I watched the series in a mini-marathon thanks to my DVR, and I have to say I'm enjoying it. I like Noah Wyle's Tom character, who's role as a post-apocalyptic dad trying to preserve his family is all too easy to relate to. I'd like to see more time spent delving into the show's mythology; the initial episodes have focused almost entirely on Tom's family, with only a few bits about the alien invaders. I wouldn't mind an infodump or two to catch us up on the invasion itself.
- Falling Skies airs Sundays at 10 p.m. ET on TNT.
Warehouse 13 is quirky show featuring government agents hunting down rare and usually dangerous artifacts like Abraham Lincoln's top hat that forces you to tell the truth or Shakespearean folios that cause readers to die in the same manner as the plays. It's lightyears away from serious science fiction, but they do a good job of building on their premise in fun and unique ways.
- Warehouse 13 airs Mondays at 9 p.m. ET on SyFy.

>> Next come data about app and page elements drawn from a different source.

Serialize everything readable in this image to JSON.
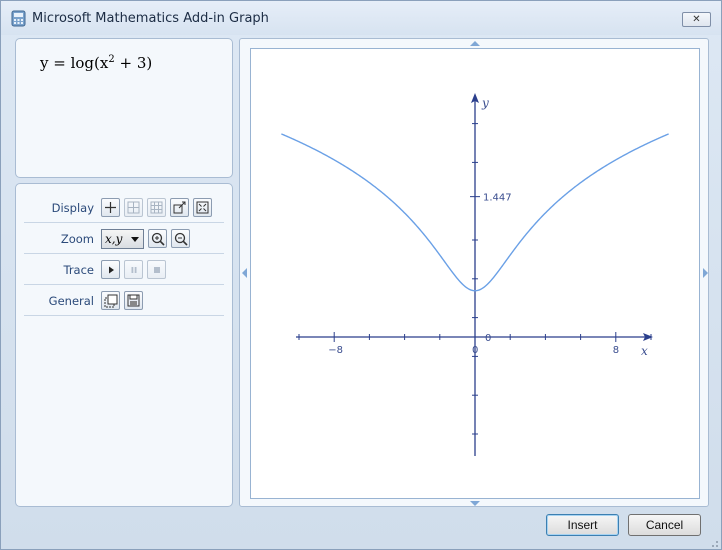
{
  "window": {
    "title": "Microsoft Mathematics Add-in Graph",
    "close_glyph": "✕"
  },
  "equation": {
    "lhs": "y",
    "eq": " = ",
    "func": "log(x",
    "exp": "2",
    "rest": " + 3)"
  },
  "controls": {
    "display_label": "Display",
    "zoom_label": "Zoom",
    "zoom_value": "x,y",
    "trace_label": "Trace",
    "general_label": "General"
  },
  "graph": {
    "x_axis_label": "x",
    "y_axis_label": "y",
    "x_tick_neg": "−8",
    "x_tick_zero": "0",
    "x_tick_pos": "8",
    "y_tick_value": "1.447",
    "curve_color": "#6aa0e6",
    "axis_color": "#2b3f8c"
  },
  "chart_data": {
    "type": "line",
    "function": "y = log(x^2 + 3)",
    "x": [
      -11,
      -10,
      -8,
      -6,
      -4,
      -2,
      -1,
      0,
      1,
      2,
      4,
      6,
      8,
      10,
      11
    ],
    "y": [
      2.09,
      2.01,
      1.83,
      1.59,
      1.28,
      0.85,
      0.6,
      0.477,
      0.6,
      0.85,
      1.28,
      1.59,
      1.83,
      2.01,
      2.09
    ],
    "xlim": [
      -11,
      11
    ],
    "ylim": [
      -1.6,
      2.4
    ],
    "y_tick_value": 1.447,
    "x_ticks": [
      -8,
      0,
      8
    ],
    "xlabel": "x",
    "ylabel": "y"
  },
  "buttons": {
    "insert": "Insert",
    "cancel": "Cancel"
  }
}
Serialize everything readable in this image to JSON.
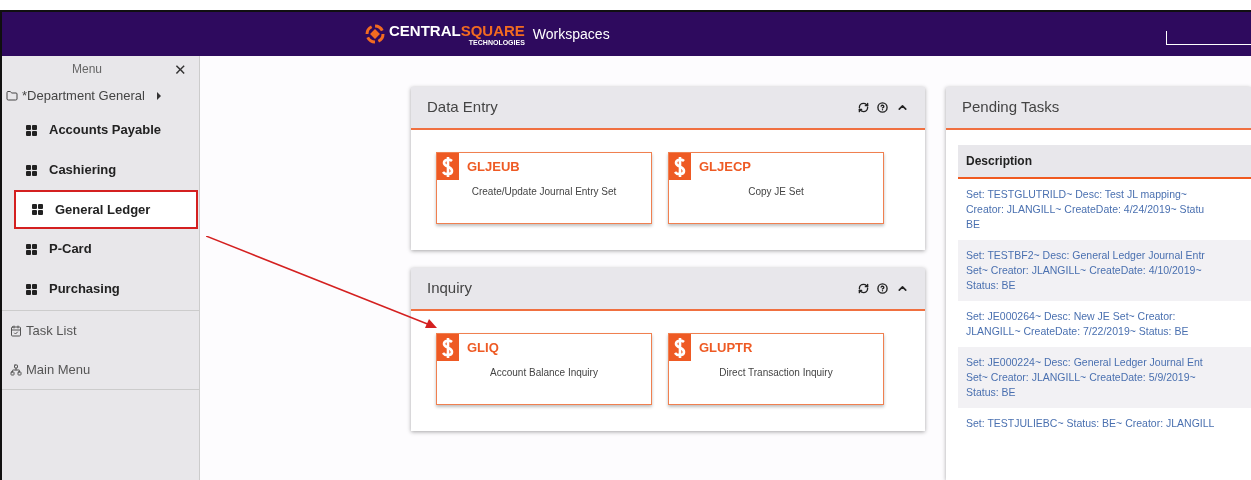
{
  "header": {
    "logo_main": "CENTRAL",
    "logo_accent": "SQUARE",
    "logo_sub": "TECHNOLOGIES",
    "title": "Workspaces"
  },
  "sidebar": {
    "title": "Menu",
    "close": "✕",
    "folder": {
      "label": "*Department General"
    },
    "items": [
      {
        "label": "Accounts Payable",
        "selected": false
      },
      {
        "label": "Cashiering",
        "selected": false
      },
      {
        "label": "General Ledger",
        "selected": true
      },
      {
        "label": "P-Card",
        "selected": false
      },
      {
        "label": "Purchasing",
        "selected": false
      }
    ],
    "links": [
      {
        "label": "Task List",
        "kind": "tasks"
      },
      {
        "label": "Main Menu",
        "kind": "sitemap"
      }
    ]
  },
  "panels": [
    {
      "title": "Data Entry",
      "tiles": [
        {
          "code": "GLJEUB",
          "description": "Create/Update Journal Entry Set"
        },
        {
          "code": "GLJECP",
          "description": "Copy JE Set"
        }
      ]
    },
    {
      "title": "Inquiry",
      "tiles": [
        {
          "code": "GLIQ",
          "description": "Account Balance Inquiry"
        },
        {
          "code": "GLUPTR",
          "description": "Direct Transaction Inquiry"
        }
      ]
    }
  ],
  "pending_tasks": {
    "title": "Pending Tasks",
    "column": "Description",
    "rows": [
      {
        "lines": [
          "Set: TESTGLUTRILD~ Desc: Test JL mapping~",
          "Creator: JLANGILL~ CreateDate: 4/24/2019~ Statu",
          "BE"
        ]
      },
      {
        "lines": [
          "Set: TESTBF2~ Desc: General Ledger Journal Entr",
          "Set~ Creator: JLANGILL~ CreateDate: 4/10/2019~",
          "Status: BE"
        ]
      },
      {
        "lines": [
          "Set: JE000264~ Desc: New JE Set~ Creator:",
          "JLANGILL~ CreateDate: 7/22/2019~ Status: BE"
        ]
      },
      {
        "lines": [
          "Set: JE000224~ Desc: General Ledger Journal Ent",
          "Set~ Creator: JLANGILL~ CreateDate: 5/9/2019~",
          "Status: BE"
        ]
      },
      {
        "lines": [
          "Set: TESTJULIEBC~ Status: BE~ Creator: JLANGILL"
        ]
      }
    ]
  }
}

I hated all the psuedoscience technobabble in the final seasons of Star Trek: Next Generation and Voyager. It seemed like they were more interested in handwaving their way in and out of plots then they were with telling compelling stories or leveraging real science. Surprisingly, this doesn't bother me with Eureka, mostly because it never takes itself too seriously. With Star Trek you got the sense that they really wanted you to believe in the particle of the week, which in turn undermined that self-same belief. With Eureka, they throw out all kinds of weird science, but you roll with it because you know its going to be entertaining.
Plus, they know their geeky fan base -- Wil Wheaton and Felicia Day have both guest starred (and apparently will be guest starring again this season), and that alone is a reason to tune in.
- Eureka airs Mondays at 8 p.m. ET on SyFy.
Last on the list is Alphas, which features super-powered mutants solving crimes and/or saving the world. I haven't watched it yet -- to be honest, it feels too much like a knock off of the Uncanny X-Men, and I like the X-Men too much to put up with pretenders to the throne. Plus, part of me hates SyFy for killing of Stargate: Universe to make way for something like this in their line-up. Admittedly its better than pro wrestling ... but I'm still bitter.
- Alphas airs Mondays at 10 p.m. ET on SyFy.